The C++/WinRT headers and cppwinrt compiler (cppwinrt.exe) are now included in the Windows SDK. The compiler comes in handy if you need to consume a third-party WinRT component or if you need to author your own WinRT components with C++/WinRT. For more information, see: C++/WinRT blog.


Mlgen is a command-line that generates a set of strongly-typed classes to access an ONNX model programmatically with Windows Machine Learning APIS. For more information, refer to the documentation.


StoreUploader is a tool that allows developers to efficiently upload packages to the Microsoft Store. The tool supports uploading regular packages and bundles, as well as flat bundles, and will automatically create and upload delta packages when possible and when favorable over a full upload.

Note: currently, the tool does not have support for full Submission automation to the Microsoft Store (after uploading packages, the developer has to complete the Submission process on the Dev Center web portal to be able publish the app).

VM State dump

VmSavedStateDumpProvider.dll exposes a set of APIs that aid in the extraction of dump related content from a Hyper-V Virtual Machine saved state file. For more information refer to the documentation.

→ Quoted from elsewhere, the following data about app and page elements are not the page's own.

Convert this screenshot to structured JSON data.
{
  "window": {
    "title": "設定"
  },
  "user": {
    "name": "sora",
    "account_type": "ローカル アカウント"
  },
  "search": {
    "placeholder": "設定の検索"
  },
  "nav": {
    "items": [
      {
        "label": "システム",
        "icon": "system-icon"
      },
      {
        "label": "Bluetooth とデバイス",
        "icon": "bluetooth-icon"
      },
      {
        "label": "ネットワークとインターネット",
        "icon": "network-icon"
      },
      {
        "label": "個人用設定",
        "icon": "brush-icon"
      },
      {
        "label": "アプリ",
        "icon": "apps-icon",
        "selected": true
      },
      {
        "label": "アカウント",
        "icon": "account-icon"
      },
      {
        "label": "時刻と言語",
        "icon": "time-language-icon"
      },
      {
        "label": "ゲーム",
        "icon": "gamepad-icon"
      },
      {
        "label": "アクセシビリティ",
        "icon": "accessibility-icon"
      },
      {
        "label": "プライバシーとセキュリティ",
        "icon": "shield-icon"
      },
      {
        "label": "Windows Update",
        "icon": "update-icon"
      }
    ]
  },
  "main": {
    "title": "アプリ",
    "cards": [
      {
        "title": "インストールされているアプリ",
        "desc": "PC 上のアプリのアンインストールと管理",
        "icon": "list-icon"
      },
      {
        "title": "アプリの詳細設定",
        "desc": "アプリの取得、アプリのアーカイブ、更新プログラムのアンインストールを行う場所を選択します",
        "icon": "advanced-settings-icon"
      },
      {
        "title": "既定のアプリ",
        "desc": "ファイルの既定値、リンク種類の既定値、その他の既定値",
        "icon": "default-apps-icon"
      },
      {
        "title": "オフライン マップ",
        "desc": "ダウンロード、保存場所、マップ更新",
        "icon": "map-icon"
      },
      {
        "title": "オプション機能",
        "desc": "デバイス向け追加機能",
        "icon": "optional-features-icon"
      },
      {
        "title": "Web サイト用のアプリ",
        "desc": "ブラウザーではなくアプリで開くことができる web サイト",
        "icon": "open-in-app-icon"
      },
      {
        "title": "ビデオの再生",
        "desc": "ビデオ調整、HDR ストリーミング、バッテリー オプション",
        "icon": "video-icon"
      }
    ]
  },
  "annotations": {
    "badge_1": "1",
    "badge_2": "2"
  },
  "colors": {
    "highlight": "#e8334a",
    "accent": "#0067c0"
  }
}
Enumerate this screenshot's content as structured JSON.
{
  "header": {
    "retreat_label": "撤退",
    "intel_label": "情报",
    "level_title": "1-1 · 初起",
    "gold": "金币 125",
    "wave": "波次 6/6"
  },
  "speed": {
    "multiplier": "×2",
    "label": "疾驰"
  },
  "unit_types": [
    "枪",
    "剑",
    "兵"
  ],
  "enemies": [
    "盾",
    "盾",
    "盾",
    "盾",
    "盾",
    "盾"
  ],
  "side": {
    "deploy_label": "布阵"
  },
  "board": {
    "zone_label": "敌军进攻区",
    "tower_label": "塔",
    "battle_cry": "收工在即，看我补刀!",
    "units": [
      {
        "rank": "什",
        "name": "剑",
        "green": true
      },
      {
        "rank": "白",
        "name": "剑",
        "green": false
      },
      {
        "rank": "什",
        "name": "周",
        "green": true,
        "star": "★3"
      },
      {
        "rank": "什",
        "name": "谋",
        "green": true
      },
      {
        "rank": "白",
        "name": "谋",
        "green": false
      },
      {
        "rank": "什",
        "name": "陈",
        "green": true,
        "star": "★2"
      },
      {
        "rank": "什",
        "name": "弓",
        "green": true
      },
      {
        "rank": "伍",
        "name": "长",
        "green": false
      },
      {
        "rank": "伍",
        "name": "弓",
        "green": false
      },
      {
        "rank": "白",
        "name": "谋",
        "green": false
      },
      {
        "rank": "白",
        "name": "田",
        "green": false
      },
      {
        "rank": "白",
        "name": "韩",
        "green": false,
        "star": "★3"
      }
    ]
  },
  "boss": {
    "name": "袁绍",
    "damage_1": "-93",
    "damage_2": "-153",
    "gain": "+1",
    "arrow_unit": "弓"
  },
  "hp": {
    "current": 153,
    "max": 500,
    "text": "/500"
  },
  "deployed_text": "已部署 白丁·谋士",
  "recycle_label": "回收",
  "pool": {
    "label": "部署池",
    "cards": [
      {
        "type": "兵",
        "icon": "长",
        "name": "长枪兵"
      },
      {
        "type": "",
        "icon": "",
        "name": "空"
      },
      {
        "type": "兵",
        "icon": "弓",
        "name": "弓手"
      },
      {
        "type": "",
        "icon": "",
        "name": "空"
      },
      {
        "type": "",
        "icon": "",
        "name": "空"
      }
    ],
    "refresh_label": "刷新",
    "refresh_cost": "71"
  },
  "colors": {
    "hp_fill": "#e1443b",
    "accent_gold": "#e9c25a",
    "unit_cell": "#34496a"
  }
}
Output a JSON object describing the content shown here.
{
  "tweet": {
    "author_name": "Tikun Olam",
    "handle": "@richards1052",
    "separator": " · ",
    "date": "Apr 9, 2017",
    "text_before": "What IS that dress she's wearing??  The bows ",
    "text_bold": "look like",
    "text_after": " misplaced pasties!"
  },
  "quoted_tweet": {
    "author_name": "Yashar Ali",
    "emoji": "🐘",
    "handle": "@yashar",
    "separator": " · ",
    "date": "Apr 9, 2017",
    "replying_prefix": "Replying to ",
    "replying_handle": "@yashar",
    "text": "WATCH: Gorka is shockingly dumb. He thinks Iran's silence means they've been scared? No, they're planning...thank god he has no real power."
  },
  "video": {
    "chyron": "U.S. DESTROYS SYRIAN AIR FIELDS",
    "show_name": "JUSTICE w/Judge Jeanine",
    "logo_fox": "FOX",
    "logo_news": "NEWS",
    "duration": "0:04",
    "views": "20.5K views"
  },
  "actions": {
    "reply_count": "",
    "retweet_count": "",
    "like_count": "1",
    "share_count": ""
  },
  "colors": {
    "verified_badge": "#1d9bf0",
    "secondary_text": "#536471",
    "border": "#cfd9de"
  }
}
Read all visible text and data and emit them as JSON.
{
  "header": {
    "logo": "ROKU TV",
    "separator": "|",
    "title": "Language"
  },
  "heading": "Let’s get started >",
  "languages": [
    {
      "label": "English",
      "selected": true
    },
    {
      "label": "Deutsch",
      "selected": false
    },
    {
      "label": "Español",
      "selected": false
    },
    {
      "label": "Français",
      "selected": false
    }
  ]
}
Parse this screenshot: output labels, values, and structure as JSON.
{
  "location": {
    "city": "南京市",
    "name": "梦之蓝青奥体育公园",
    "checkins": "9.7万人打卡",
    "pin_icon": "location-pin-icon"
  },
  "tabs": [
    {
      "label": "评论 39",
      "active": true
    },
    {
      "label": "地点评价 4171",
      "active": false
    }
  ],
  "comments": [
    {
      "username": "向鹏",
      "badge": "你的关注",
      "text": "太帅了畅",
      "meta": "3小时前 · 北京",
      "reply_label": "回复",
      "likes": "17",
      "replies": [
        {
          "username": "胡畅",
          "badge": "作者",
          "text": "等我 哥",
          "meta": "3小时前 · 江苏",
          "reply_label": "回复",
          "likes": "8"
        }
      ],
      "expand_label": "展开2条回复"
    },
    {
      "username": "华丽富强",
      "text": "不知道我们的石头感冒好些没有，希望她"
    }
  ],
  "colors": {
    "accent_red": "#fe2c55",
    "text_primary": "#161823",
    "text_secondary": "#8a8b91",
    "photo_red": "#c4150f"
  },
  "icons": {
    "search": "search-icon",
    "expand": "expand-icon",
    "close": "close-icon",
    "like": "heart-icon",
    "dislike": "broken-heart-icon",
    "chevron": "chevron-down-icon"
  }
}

Windows 10 app samples are now available through GitHub. You can browse the code on GitHub, clone a personal copy of the repository using Git, or download a zipped archive of all the samples. We welcome feedback, so feel free to open an issue within the repository if you have a problem or question. These samples are designed to run on desktop, mobile, and future devices that support the Universal Windows Platform.

Previous SDK versions

The previously released SDKs and emulators, including update details, can be found on the archive page.

Breaking Changes

New MIDL key words.

As a part of the "modernizing IDL" effort, several new keywords are added to the midlrt tool. These new keywords will cause build breaks if they are encountered in IDL files.

The new keywords are:

  • event
  • set
  • get
  • partial
  • unsealed
  • overridable
  • protected
  • importwinmd

To find out more about this change, please see How to use Winmdidl.exe and Midlrt.exe.

Known issues

Using the Windows 10 April 2018 Update SDK (Version 17134) with the Xbox April 2018 Update

If you try to deploy an app built with the Windows 10 April 2018 Update SDK (Version 17134) to your Xbox, it will fail with the following error:

DEP3321: To deploy this application, your deployment target should be running Windows Universal Runtime version 10.0.17134.0 or higher. You currently are running version 10.0.17133.2020. Please update your OS, or change your deployment target to a device with the appropriate version.

For internal testing purposes, you can change the MinTargetVersion Dependency in your Package.appxmanifest to 17133.

TargetDeviceFamily Name="Windows.Universal" MinVersion="10.0.17133.0" MaxVersionTested="10.0.17134.0"

But when you submit your app, set the min version to 17134.

This issue will be fixed in the May Xbox Update.

Exit Visual Studio first

The Windows SDK may fail to install and report Fatal Error if Visual Studio is currently running. Please exit Visual Studio prior to installation.

API Light Up

When targeting using new APIs, consider writing your app to be adaptive in order to run correctly on the widest number of Windows 10 devices. Please see dynamically detecting features with API contracts (10 by 10) for more information. For the latest release notes or issues with tools, see the Windows Developer Forum.